Supplied records Start Marker
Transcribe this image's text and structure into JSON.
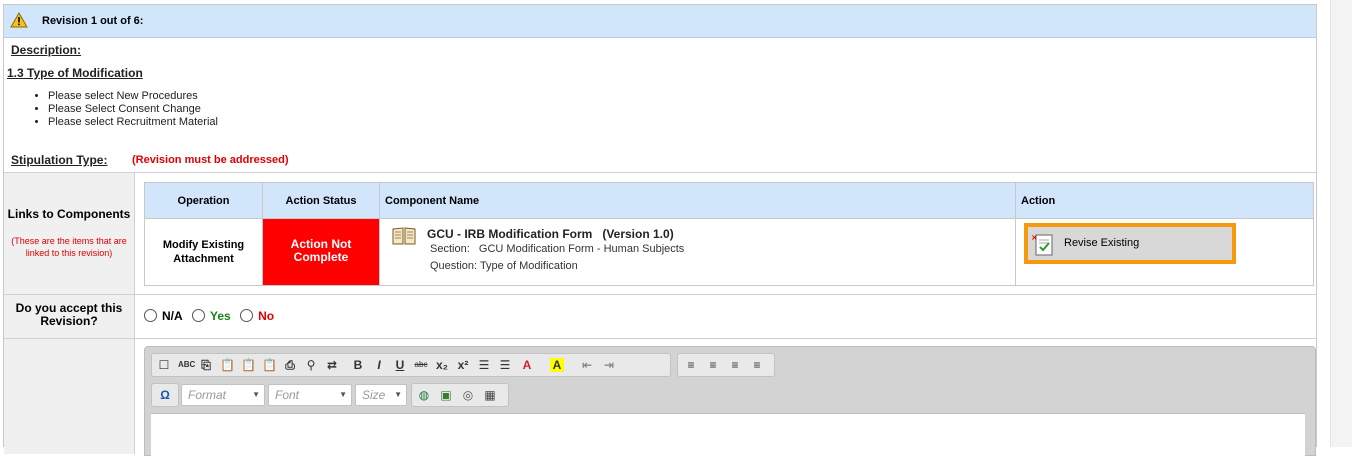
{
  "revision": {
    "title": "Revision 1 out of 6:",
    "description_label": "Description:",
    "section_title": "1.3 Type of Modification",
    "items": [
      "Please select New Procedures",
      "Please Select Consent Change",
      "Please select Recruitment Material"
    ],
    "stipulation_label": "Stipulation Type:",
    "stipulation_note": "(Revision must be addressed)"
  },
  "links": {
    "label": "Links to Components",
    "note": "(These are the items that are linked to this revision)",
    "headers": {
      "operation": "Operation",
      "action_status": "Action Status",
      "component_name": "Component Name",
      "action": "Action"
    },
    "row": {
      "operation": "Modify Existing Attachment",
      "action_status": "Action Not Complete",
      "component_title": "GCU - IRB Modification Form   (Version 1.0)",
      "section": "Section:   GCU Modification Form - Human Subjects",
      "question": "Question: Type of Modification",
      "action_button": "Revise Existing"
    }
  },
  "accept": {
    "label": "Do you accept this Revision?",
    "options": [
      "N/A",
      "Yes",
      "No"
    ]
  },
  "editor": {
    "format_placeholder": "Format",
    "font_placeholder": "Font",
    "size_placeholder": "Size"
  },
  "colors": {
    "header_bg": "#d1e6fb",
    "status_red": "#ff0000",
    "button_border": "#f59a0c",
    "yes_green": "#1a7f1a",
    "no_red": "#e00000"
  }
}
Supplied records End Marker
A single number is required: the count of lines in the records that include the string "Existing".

▶ Solution to this problem: 2